- What you need to do
Once you have reviewed the listing below, restate it word for word.

- Source information
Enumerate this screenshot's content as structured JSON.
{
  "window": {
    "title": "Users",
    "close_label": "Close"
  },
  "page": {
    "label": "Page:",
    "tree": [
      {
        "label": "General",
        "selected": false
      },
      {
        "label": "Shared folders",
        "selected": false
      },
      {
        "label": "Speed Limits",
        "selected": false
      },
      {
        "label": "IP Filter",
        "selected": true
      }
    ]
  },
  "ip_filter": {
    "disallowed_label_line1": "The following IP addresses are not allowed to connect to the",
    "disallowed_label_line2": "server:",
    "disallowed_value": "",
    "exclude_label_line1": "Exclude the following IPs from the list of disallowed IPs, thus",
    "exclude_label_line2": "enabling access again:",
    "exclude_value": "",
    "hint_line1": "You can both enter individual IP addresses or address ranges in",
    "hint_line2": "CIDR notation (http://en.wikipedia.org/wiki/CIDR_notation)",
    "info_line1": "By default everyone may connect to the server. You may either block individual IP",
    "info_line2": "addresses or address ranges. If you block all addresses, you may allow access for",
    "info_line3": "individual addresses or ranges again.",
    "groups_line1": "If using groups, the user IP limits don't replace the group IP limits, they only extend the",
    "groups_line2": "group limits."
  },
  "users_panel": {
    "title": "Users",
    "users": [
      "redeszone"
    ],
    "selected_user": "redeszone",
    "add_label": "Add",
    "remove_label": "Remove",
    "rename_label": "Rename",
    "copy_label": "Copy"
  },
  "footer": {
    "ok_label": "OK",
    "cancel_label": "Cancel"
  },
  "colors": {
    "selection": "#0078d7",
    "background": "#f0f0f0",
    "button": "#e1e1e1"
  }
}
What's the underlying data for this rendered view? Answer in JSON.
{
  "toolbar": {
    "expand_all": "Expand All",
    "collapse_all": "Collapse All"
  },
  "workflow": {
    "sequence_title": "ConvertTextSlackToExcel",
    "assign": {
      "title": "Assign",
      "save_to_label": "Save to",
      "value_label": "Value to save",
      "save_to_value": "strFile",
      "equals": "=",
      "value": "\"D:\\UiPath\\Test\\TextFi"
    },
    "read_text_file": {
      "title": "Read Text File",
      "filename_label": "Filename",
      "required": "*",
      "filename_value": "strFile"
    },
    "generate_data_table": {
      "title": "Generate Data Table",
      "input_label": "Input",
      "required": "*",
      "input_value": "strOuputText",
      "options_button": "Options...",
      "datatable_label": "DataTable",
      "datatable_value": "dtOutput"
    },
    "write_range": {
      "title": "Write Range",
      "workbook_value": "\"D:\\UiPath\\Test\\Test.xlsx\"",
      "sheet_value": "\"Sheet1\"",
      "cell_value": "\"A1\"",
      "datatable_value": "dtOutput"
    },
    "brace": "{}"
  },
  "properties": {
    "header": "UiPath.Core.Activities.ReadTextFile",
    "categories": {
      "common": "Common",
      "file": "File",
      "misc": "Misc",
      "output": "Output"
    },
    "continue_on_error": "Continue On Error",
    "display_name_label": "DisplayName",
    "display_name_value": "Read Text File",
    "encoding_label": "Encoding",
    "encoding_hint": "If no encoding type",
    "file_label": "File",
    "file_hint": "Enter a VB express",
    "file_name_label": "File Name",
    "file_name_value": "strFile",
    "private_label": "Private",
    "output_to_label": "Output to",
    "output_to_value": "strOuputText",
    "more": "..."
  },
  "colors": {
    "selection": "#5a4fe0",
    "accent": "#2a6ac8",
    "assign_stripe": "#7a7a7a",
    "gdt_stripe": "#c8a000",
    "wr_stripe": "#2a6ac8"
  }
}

- Reply
Enumerate this screenshot's content as structured JSON.
{
  "window": {
    "title": "Users",
    "close_label": "Close"
  },
  "page": {
    "label": "Page:",
    "tree": [
      {
        "label": "General",
        "selected": false
      },
      {
        "label": "Shared folders",
        "selected": false
      },
      {
        "label": "Speed Limits",
        "selected": false
      },
      {
        "label": "IP Filter",
        "selected": true
      }
    ]
  },
  "ip_filter": {
    "disallowed_label_line1": "The following IP addresses are not allowed to connect to the",
    "disallowed_label_line2": "server:",
    "disallowed_value": "",
    "exclude_label_line1": "Exclude the following IPs from the list of disallowed IPs, thus",
    "exclude_label_line2": "enabling access again:",
    "exclude_value": "",
    "hint_line1": "You can both enter individual IP addresses or address ranges in",
    "hint_line2": "CIDR notation (http://en.wikipedia.org/wiki/CIDR_notation)",
    "info_line1": "By default everyone may connect to the server. You may either block individual IP",
    "info_line2": "addresses or address ranges. If you block all addresses, you may allow access for",
    "info_line3": "individual addresses or ranges again.",
    "groups_line1": "If using groups, the user IP limits don't replace the group IP limits, they only extend the",
    "groups_line2": "group limits."
  },
  "users_panel": {
    "title": "Users",
    "users": [
      "redeszone"
    ],
    "selected_user": "redeszone",
    "add_label": "Add",
    "remove_label": "Remove",
    "rename_label": "Rename",
    "copy_label": "Copy"
  },
  "footer": {
    "ok_label": "OK",
    "cancel_label": "Cancel"
  },
  "colors": {
    "selection": "#0078d7",
    "background": "#f0f0f0",
    "button": "#e1e1e1"
  }
}
What's the underlying data for this rendered view? Answer in JSON.
{
  "toolbar": {
    "expand_all": "Expand All",
    "collapse_all": "Collapse All"
  },
  "workflow": {
    "sequence_title": "ConvertTextSlackToExcel",
    "assign": {
      "title": "Assign",
      "save_to_label": "Save to",
      "value_label": "Value to save",
      "save_to_value": "strFile",
      "equals": "=",
      "value": "\"D:\\UiPath\\Test\\TextFi"
    },
    "read_text_file": {
      "title": "Read Text File",
      "filename_label": "Filename",
      "required": "*",
      "filename_value": "strFile"
    },
    "generate_data_table": {
      "title": "Generate Data Table",
      "input_label": "Input",
      "required": "*",
      "input_value": "strOuputText",
      "options_button": "Options...",
      "datatable_label": "DataTable",
      "datatable_value": "dtOutput"
    },
    "write_range": {
      "title": "Write Range",
      "workbook_value": "\"D:\\UiPath\\Test\\Test.xlsx\"",
      "sheet_value": "\"Sheet1\"",
      "cell_value": "\"A1\"",
      "datatable_value": "dtOutput"
    },
    "brace": "{}"
  },
  "properties": {
    "header": "UiPath.Core.Activities.ReadTextFile",
    "categories": {
      "common": "Common",
      "file": "File",
      "misc": "Misc",
      "output": "Output"
    },
    "continue_on_error": "Continue On Error",
    "display_name_label": "DisplayName",
    "display_name_value": "Read Text File",
    "encoding_label": "Encoding",
    "encoding_hint": "If no encoding type",
    "file_label": "File",
    "file_hint": "Enter a VB express",
    "file_name_label": "File Name",
    "file_name_value": "strFile",
    "private_label": "Private",
    "output_to_label": "Output to",
    "output_to_value": "strOuputText",
    "more": "..."
  },
  "colors": {
    "selection": "#5a4fe0",
    "accent": "#2a6ac8",
    "assign_stripe": "#7a7a7a",
    "gdt_stripe": "#c8a000",
    "wr_stripe": "#2a6ac8"
  }
}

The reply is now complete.